“That moment really defined my philosophy for how to live my life—and how a lot of entrepreneurs live their life—which is, if you want to do something in a way that’s excellent and give it your all, you can’t really have a well-balanced life in the moment,” Zuckerberg told WeWork Labs global mentor Dillan DiGiovanni at a recent talk at WeWork Labs in New York City’s WeWork 175 Varick St.
The entrepreneur, investor, and founder and CEO of Zuckerberg Media explained that the lopsided approach to the work-life balance is okay so long as you’re aware of the aspects being neglected and address them in turn. (She expands on this philosophy in her New York Times best-selling book Pick 3: You Can Have It All (Just Not Every Day).)
To illustrate her point, Zuckerberg asked the audience to think about their two or three proudest accomplishments. “Did those things happen when you had balance or did you have to go all in?” she asked. “My hypothesis is that most people did not have balance.”
How to pick three
Work. Sleep. Family. Friends. Fitness. These are the five areas of life Zuckerberg identifies in her “pick three” philosophy. She posits that you can choose three different aspects from this list every single day to achieve equilibrium over time.
There are phases in the life cycle when we naturally neglect certain areas, Zuckerberg says, noting that for people raising children, friendship is often the first to go. For women, in particular, this can mean going an entire decade without prioritizing networking, mentorship, and peer support.
“Be conscious about the things that you’re not prioritizing and figure out if there are hacks or ways you can get them in,” says Zuckerberg, a working mom who is currently expecting her third child.
Knowing your team is as important as knowing yourself, Zuckerberg says. As a manager, recognizing that your employees are likely in different life phases is a strong tool. With this awareness, Zuckerberg says you can lead with empathy to prevent burnout and turnover, both common to startup culture, and instead build a company and a team that’s sustainable for the long haul.
To effectively prioritize, Zuckerberg says, learn to say no and “ruthlessly prioritize your own time.” She admits it’s a constant struggle.
Technology often sabotages boundaries. When Zuckerberg realized that some days she was getting more screen time than sleep, she implemented a “digital Shabbat” on Saturdays for her family to literally unplug and recharge. “You train the people in your life to know that you are unreachable,” she says. “It takes time, but no one else is going to set those boundaries for you.”
In training her team not to expect email responses from her on Saturdays, she hopes to set an example. “By modeling the boundaries that I set for myself, hopefully that gives people in the organization permission to set boundaries for themselves, too,” she says.

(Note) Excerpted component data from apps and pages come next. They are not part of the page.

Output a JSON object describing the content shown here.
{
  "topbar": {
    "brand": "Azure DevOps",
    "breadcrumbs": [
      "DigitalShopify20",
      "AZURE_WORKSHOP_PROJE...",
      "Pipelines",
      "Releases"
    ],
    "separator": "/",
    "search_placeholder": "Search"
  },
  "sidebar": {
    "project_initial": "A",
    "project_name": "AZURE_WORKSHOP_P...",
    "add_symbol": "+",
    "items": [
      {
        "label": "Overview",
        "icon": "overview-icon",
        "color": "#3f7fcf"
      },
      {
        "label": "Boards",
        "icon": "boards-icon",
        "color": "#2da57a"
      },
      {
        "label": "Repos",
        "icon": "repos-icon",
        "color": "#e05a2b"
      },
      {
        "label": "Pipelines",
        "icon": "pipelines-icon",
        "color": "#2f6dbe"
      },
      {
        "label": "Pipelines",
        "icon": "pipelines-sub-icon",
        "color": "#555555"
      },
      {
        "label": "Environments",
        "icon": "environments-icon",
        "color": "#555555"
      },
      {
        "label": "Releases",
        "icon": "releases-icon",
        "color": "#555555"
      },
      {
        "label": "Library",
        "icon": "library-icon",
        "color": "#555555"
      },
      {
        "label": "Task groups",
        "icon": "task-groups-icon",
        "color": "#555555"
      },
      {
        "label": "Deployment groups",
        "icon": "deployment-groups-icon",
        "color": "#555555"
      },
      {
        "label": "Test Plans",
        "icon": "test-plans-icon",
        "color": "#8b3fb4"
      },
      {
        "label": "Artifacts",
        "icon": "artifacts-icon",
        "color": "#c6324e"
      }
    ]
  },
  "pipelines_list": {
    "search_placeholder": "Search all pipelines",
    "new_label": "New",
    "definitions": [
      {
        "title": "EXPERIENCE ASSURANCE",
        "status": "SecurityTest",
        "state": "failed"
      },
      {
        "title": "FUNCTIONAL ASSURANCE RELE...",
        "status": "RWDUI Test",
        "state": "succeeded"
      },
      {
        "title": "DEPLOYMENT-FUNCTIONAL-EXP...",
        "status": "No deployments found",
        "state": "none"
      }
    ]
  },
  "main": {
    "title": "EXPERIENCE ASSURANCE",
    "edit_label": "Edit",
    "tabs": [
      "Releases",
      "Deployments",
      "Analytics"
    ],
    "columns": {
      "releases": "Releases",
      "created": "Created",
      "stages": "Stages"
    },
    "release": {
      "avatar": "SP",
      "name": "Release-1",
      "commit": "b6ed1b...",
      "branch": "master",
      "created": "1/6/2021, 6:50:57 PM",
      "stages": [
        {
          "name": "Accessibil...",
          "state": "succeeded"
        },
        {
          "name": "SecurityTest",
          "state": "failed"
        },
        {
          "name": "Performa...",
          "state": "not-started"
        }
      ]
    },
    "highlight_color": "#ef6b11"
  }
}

The side hustle as life’s work
This “lopsided” approach to pursuing goals in both life and work has empowered Zuckerberg to create a multi-faceted career shaped by her passions that she describes as “20 side hustles” rather than one traditional path.
One of her gutsiest moves was stepping away from Silicon Valley and her job as director of market development for Facebook (her younger brother Mark is the founder) in 2014, to take a roll on Broadway in the musical Rock of Ages. “People thought that was the dumbest thing ever!” she recalled with a laugh. But the risk was worth it for the fulfilling experience (“When I flash-forward to the end of my life… that’s what I’ll tell my great-grandchildren about,” she said), and it also paid off as a career move. This season, she’s producing three Broadway shows.
“Give yourself permission to have a lot of interests and be three-dimensional,” said Zuckerberg. “It’s okay to want to succeed in business and also want other things. You don’t have to only have one thing that you want to do with your life.”